- **WORK ORDER**
Write out all the entries word for word, but skip any images.

━━━ DATASET ━━━

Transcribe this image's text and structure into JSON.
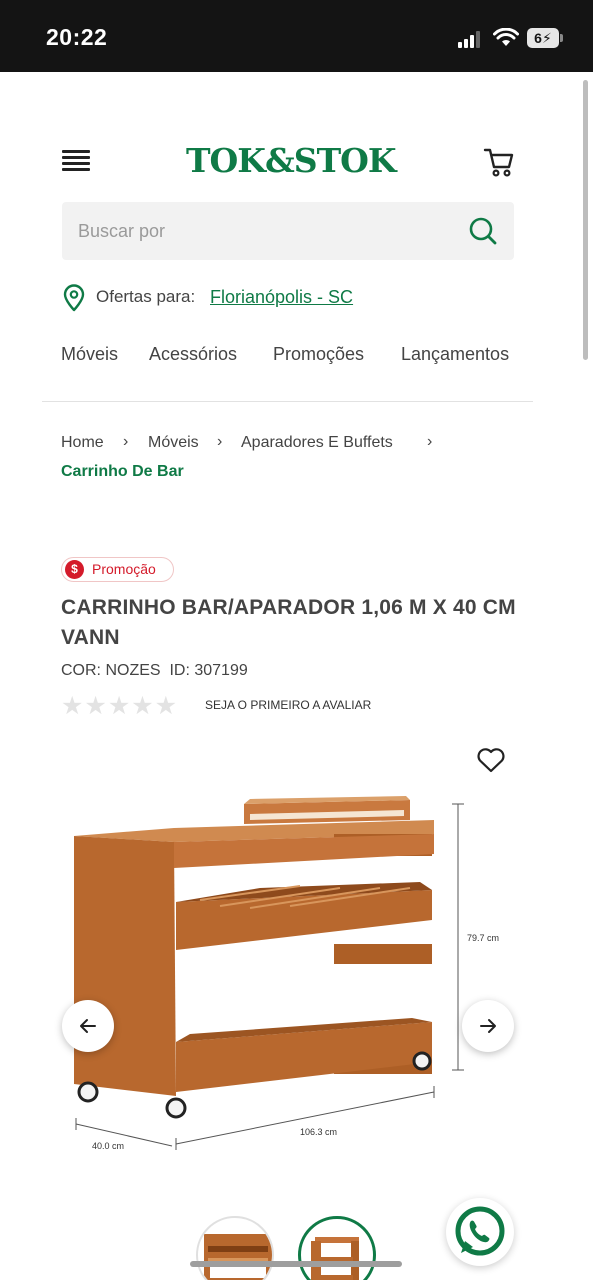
{
  "status_bar": {
    "time": "20:22",
    "battery": "6"
  },
  "header": {
    "logo": "TOK&STOK"
  },
  "search": {
    "placeholder": "Buscar por"
  },
  "location": {
    "label": "Ofertas para:",
    "city": "Florianópolis - SC"
  },
  "categories": [
    "Móveis",
    "Acessórios",
    "Promoções",
    "Lançamentos"
  ],
  "breadcrumb": {
    "items": [
      "Home",
      "Móveis",
      "Aparadores E Buffets"
    ],
    "current": "Carrinho De Bar"
  },
  "product": {
    "badge": "Promoção",
    "badge_symbol": "$",
    "title": "CARRINHO BAR/APARADOR 1,06 M X 40 CM VANN",
    "meta": "COR: NOZES  ID: 307199",
    "rating_stars": 0,
    "review_cta": "SEJA O PRIMEIRO A AVALIAR",
    "dimensions": {
      "height": "79.7 cm",
      "width": "106.3 cm",
      "depth": "40.0 cm"
    }
  },
  "colors": {
    "brand": "#0f7a46",
    "promo": "#d41a2a",
    "wood": "#b8682e"
  }
}
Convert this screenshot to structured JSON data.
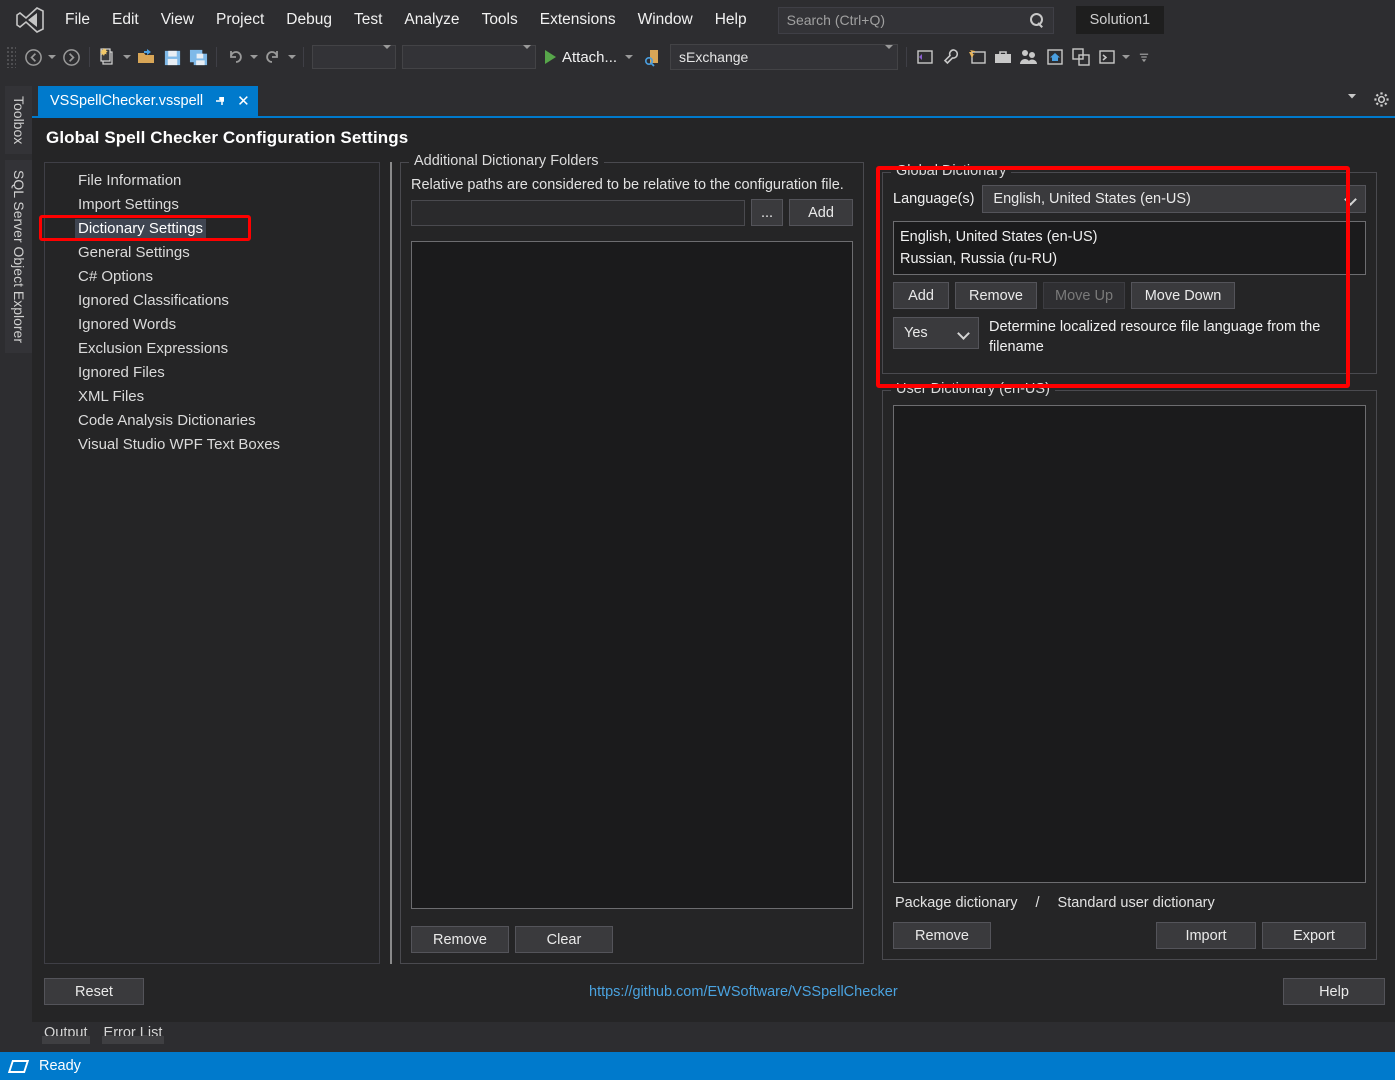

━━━

- **TASK SOLUTION**
Transcribe this image's text and structure into JSON.
{
  "status_bar": {
    "time": "20:22",
    "battery": "6"
  },
  "header": {
    "logo": "TOK&STOK"
  },
  "search": {
    "placeholder": "Buscar por"
  },
  "location": {
    "label": "Ofertas para:",
    "city": "Florianópolis - SC"
  },
  "categories": [
    "Móveis",
    "Acessórios",
    "Promoções",
    "Lançamentos"
  ],
  "breadcrumb": {
    "items": [
      "Home",
      "Móveis",
      "Aparadores E Buffets"
    ],
    "current": "Carrinho De Bar"
  },
  "product": {
    "badge": "Promoção",
    "badge_symbol": "$",
    "title": "CARRINHO BAR/APARADOR 1,06 M X 40 CM VANN",
    "meta": "COR: NOZES  ID: 307199",
    "rating_stars": 0,
    "review_cta": "SEJA O PRIMEIRO A AVALIAR",
    "dimensions": {
      "height": "79.7 cm",
      "width": "106.3 cm",
      "depth": "40.0 cm"
    }
  },
  "colors": {
    "brand": "#0f7a46",
    "promo": "#d41a2a",
    "wood": "#b8682e"
  }
}
Convert this screenshot to structured JSON data.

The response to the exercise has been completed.